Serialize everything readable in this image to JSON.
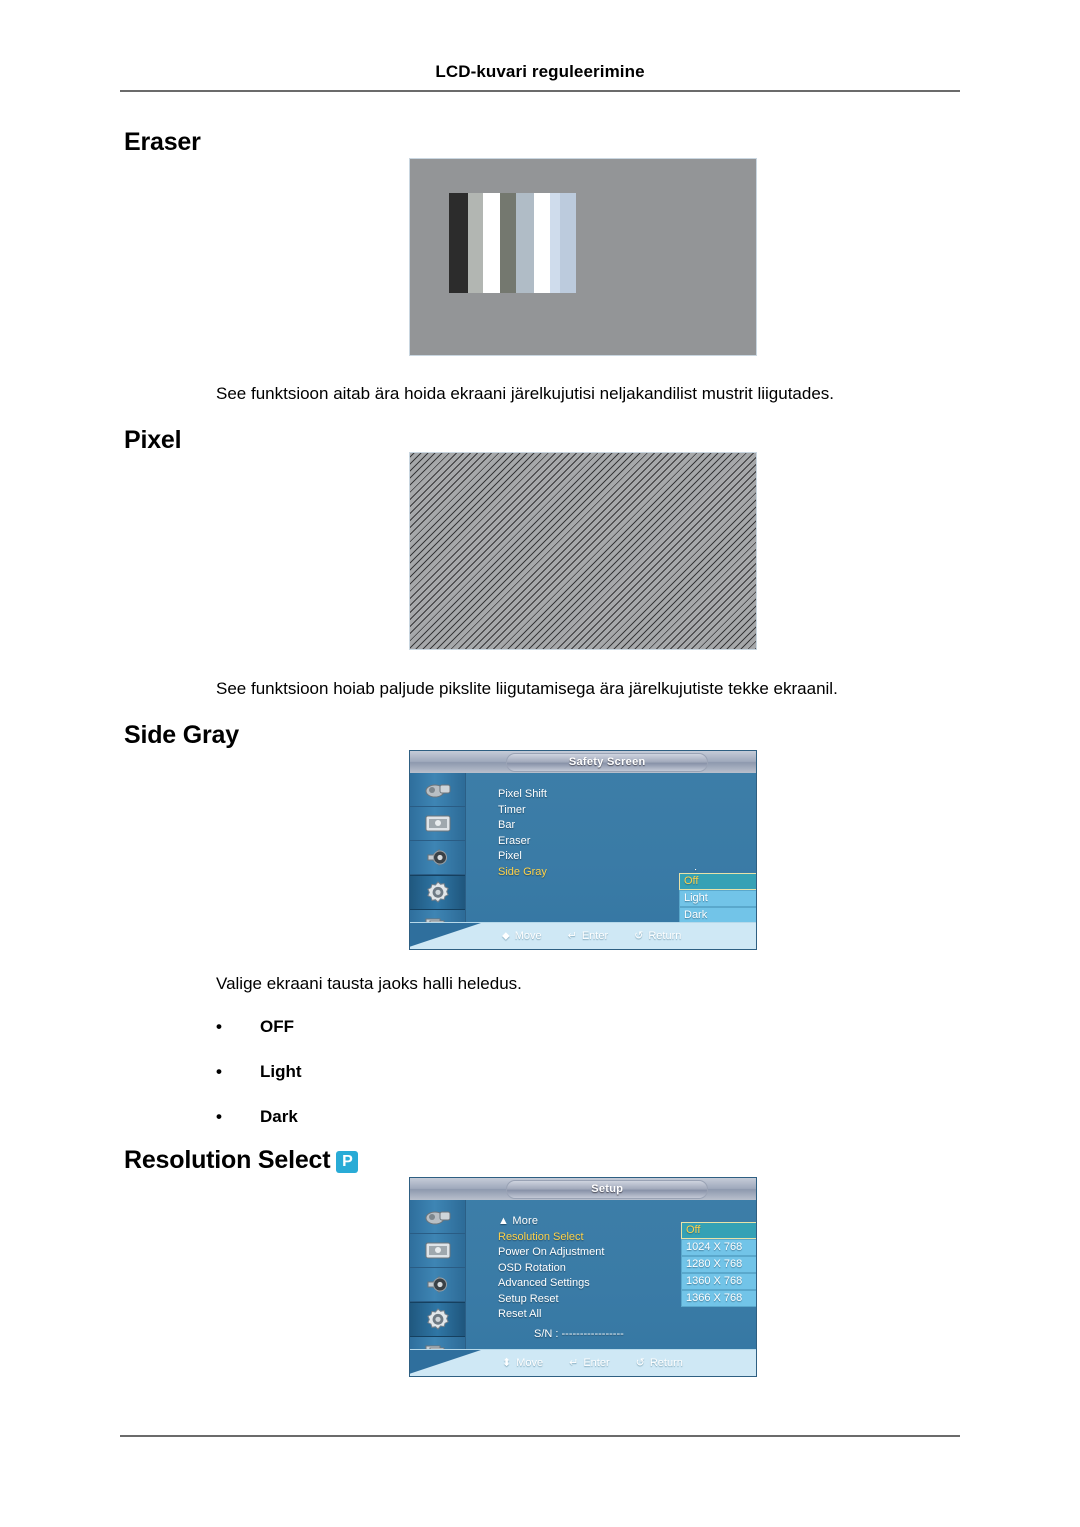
{
  "header": {
    "running_title": "LCD-kuvari reguleerimine"
  },
  "sections": {
    "eraser": {
      "title": "Eraser",
      "description": "See funktsioon aitab ära hoida ekraani järelkujutisi neljakandilist mustrit liigutades.",
      "figure": {
        "name": "eraser-pattern-image",
        "background_color": "#939597",
        "bar_colors": [
          "#2c2c2c",
          "#b2b6b2",
          "#ffffff",
          "#74786f",
          "#b0bcc6",
          "#ffffff",
          "#cfdcec",
          "#bccbdd"
        ]
      }
    },
    "pixel": {
      "title": "Pixel",
      "description": "See funktsioon hoiab paljude pikslite liigutamisega ära järelkujutiste tekke ekraanil.",
      "figure": {
        "name": "pixel-pattern-image",
        "background_color": "#a6a8aa",
        "hatch_color": "#323234"
      }
    },
    "side_gray": {
      "title": "Side Gray",
      "description": "Valige ekraani tausta jaoks halli heledus.",
      "bullets": [
        "OFF",
        "Light",
        "Dark"
      ],
      "osd": {
        "name": "safety-screen-osd",
        "title": "Safety Screen",
        "menu_items": [
          {
            "label": "Pixel Shift",
            "active": false,
            "colon": false
          },
          {
            "label": "Timer",
            "active": false,
            "colon": false
          },
          {
            "label": "Bar",
            "active": false,
            "colon": false
          },
          {
            "label": "Eraser",
            "active": false,
            "colon": false
          },
          {
            "label": "Pixel",
            "active": false,
            "colon": false
          },
          {
            "label": "Side Gray",
            "active": true,
            "colon": true
          }
        ],
        "dropdown": {
          "options": [
            "Off",
            "Light",
            "Dark"
          ],
          "selected": "Off"
        },
        "hints": [
          {
            "icon": "move-icon",
            "glyph": "⬥",
            "label": "Move"
          },
          {
            "icon": "enter-icon",
            "glyph": "↵",
            "label": "Enter"
          },
          {
            "icon": "return-icon",
            "glyph": "↺",
            "label": "Return"
          }
        ],
        "sidebar_icons": [
          "input-source-icon",
          "picture-icon",
          "sound-icon",
          "setup-gear-icon",
          "multi-control-icon"
        ],
        "selected_sidebar_index": 3
      }
    },
    "resolution_select": {
      "title": "Resolution Select",
      "badge": "P",
      "badge_color": "#29abd6",
      "osd": {
        "name": "setup-osd",
        "title": "Setup",
        "menu_items": [
          {
            "label": "▲ More",
            "active": false,
            "colon": false
          },
          {
            "label": "Resolution Select",
            "active": true,
            "colon": true
          },
          {
            "label": "Power On Adjustment",
            "active": false,
            "colon": false
          },
          {
            "label": "OSD Rotation",
            "active": false,
            "colon": true
          },
          {
            "label": "Advanced Settings",
            "active": false,
            "colon": false
          },
          {
            "label": "Setup Reset",
            "active": false,
            "colon": false
          },
          {
            "label": "Reset All",
            "active": false,
            "colon": false
          }
        ],
        "serial_label": "S/N : -----------------",
        "dropdown": {
          "options": [
            "Off",
            "1024 X 768",
            "1280 X 768",
            "1360 X 768",
            "1366 X 768"
          ],
          "selected": "Off"
        },
        "hints": [
          {
            "icon": "move-icon",
            "glyph": "⬍",
            "label": "Move"
          },
          {
            "icon": "enter-icon",
            "glyph": "↵",
            "label": "Enter"
          },
          {
            "icon": "return-icon",
            "glyph": "↺",
            "label": "Return"
          }
        ],
        "sidebar_icons": [
          "input-source-icon",
          "picture-icon",
          "sound-icon",
          "setup-gear-icon",
          "multi-control-icon"
        ],
        "selected_sidebar_index": 3
      }
    }
  }
}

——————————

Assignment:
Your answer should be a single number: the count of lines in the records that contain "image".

Written response:
3